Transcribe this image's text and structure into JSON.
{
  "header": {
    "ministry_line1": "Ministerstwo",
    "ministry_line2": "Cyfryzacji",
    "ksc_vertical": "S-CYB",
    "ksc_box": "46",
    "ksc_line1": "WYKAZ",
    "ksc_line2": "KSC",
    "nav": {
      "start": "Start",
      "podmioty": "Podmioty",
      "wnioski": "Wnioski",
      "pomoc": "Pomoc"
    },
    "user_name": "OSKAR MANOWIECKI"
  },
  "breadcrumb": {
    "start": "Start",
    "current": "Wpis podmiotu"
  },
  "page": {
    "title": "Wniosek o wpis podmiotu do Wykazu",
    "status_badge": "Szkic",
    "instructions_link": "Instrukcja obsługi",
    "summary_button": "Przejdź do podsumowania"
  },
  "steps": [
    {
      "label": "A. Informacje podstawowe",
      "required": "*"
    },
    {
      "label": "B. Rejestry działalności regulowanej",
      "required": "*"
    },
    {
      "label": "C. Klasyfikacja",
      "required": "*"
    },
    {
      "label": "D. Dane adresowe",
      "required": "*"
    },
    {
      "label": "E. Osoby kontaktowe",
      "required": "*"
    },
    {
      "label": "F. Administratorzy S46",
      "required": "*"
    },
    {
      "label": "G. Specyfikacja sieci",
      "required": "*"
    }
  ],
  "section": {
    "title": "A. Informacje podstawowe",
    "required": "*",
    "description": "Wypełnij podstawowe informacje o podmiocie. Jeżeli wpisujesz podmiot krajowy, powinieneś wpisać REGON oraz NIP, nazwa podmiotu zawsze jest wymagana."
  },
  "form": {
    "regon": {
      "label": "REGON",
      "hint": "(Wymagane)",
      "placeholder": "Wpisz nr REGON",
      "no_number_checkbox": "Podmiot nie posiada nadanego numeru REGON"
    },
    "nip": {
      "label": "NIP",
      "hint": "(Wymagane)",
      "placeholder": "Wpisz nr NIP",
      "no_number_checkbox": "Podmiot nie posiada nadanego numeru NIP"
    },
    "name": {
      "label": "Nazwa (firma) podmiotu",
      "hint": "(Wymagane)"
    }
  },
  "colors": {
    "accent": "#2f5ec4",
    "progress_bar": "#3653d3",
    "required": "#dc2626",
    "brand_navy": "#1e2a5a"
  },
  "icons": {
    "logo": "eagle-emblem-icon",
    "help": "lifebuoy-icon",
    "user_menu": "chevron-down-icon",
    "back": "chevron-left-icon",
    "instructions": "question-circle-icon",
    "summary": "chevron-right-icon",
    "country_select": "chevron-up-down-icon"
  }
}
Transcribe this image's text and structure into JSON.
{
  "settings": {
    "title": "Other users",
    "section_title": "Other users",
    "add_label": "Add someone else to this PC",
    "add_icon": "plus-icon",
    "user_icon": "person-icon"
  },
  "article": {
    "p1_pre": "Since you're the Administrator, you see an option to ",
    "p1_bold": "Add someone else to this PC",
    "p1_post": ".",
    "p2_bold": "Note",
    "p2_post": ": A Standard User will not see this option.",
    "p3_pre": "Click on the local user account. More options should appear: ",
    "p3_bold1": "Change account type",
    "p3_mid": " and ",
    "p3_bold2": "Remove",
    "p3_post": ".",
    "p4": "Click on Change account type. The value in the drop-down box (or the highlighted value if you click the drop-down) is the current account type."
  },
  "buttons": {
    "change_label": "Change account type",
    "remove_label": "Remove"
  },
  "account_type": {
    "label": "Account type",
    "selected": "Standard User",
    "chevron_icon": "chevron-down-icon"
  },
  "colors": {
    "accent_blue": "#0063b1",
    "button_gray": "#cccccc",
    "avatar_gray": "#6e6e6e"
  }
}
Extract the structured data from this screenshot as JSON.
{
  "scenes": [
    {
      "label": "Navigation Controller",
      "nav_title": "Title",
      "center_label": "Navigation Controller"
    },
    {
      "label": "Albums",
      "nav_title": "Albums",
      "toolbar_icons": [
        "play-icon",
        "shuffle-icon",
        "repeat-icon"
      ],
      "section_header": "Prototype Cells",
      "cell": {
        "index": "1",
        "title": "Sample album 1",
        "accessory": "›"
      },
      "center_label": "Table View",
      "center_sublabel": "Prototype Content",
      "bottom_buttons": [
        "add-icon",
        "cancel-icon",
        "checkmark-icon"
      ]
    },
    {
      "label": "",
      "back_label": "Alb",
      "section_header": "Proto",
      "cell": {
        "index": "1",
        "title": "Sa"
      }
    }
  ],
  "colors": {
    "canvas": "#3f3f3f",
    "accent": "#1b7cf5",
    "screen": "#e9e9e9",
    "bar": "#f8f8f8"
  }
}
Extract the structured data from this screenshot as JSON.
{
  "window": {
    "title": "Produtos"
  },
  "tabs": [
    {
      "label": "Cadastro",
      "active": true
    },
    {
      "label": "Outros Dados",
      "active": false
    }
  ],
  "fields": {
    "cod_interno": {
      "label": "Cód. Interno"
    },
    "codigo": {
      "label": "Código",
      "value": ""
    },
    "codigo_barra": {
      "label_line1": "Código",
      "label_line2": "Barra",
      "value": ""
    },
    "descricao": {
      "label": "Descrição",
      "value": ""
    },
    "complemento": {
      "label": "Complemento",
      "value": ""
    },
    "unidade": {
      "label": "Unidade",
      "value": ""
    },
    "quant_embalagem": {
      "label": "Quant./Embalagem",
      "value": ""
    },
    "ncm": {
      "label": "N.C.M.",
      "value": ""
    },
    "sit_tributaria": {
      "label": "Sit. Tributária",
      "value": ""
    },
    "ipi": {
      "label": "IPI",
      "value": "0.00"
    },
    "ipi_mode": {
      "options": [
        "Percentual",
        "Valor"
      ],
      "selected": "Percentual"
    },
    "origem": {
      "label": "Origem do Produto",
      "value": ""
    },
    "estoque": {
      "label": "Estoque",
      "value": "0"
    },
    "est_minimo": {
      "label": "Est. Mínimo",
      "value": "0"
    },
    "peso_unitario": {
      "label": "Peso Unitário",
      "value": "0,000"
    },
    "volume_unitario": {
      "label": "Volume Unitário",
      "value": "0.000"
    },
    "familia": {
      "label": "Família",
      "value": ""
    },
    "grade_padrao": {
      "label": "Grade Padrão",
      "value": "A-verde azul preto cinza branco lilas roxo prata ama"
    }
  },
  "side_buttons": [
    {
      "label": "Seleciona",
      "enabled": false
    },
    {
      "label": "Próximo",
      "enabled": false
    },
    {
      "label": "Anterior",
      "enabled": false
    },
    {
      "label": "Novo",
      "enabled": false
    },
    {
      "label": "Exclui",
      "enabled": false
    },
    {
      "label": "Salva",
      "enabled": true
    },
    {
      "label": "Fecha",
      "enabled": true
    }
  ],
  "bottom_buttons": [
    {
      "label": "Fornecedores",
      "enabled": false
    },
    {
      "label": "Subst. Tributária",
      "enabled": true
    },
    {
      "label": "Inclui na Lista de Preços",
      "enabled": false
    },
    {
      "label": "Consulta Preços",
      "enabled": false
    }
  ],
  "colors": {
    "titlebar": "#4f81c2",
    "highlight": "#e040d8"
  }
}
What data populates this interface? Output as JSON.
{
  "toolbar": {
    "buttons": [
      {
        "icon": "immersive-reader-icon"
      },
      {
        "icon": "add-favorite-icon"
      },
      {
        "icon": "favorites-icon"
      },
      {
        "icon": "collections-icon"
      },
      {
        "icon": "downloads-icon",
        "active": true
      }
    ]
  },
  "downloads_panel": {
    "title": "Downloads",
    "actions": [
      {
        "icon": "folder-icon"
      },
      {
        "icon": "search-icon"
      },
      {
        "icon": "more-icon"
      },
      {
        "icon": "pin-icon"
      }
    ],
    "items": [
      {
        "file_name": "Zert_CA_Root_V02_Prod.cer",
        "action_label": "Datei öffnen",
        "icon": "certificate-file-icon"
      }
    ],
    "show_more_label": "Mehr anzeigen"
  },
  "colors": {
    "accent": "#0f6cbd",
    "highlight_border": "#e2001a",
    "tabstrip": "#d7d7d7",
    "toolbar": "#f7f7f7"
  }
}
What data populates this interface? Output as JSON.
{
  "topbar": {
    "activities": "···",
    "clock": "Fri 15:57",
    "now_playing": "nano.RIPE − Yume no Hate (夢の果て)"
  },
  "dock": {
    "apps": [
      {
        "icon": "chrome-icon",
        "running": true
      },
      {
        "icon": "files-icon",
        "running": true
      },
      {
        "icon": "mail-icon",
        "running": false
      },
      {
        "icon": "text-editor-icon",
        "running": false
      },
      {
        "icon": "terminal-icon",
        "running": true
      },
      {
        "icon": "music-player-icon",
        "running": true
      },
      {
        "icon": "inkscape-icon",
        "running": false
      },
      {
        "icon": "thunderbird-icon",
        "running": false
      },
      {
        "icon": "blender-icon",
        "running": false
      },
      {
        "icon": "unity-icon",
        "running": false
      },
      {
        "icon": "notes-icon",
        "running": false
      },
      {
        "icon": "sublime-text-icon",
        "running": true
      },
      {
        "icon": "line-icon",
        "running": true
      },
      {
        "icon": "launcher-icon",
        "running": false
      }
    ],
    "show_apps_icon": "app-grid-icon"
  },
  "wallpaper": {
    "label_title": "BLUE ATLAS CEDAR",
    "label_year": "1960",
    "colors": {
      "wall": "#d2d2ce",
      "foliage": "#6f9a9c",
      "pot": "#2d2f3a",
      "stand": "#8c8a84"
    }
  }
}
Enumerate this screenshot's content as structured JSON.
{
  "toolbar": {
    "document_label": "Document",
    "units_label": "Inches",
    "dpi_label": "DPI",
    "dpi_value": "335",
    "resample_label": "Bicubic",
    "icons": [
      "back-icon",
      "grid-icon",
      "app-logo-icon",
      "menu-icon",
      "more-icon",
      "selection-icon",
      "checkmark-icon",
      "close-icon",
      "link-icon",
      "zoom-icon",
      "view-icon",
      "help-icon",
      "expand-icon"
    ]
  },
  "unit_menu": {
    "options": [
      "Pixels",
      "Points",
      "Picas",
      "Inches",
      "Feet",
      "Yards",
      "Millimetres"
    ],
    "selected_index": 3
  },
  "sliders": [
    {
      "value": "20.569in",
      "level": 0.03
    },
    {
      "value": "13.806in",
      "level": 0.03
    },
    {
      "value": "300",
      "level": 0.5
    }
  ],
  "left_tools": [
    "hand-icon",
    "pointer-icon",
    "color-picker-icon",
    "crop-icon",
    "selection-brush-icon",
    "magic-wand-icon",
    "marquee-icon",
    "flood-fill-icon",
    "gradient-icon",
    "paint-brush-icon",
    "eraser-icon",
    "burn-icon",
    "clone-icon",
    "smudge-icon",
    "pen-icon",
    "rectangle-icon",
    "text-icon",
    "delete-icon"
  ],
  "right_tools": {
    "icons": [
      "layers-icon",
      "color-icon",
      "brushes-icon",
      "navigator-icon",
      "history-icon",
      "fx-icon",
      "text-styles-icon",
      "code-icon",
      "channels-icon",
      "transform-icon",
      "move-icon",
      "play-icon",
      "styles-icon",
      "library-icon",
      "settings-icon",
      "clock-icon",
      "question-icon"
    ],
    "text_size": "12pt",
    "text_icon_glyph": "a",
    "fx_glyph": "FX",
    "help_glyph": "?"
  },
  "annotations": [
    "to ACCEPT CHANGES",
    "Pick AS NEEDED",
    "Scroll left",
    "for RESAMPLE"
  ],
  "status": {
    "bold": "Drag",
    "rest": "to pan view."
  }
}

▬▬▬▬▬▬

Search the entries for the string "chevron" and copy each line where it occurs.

    "user_menu": "chevron-down-icon",
    "back": "chevron-left-icon",
    "summary": "chevron-right-icon",
    "country_select": "chevron-up-down-icon"
    "chevron_icon": "chevron-down-icon"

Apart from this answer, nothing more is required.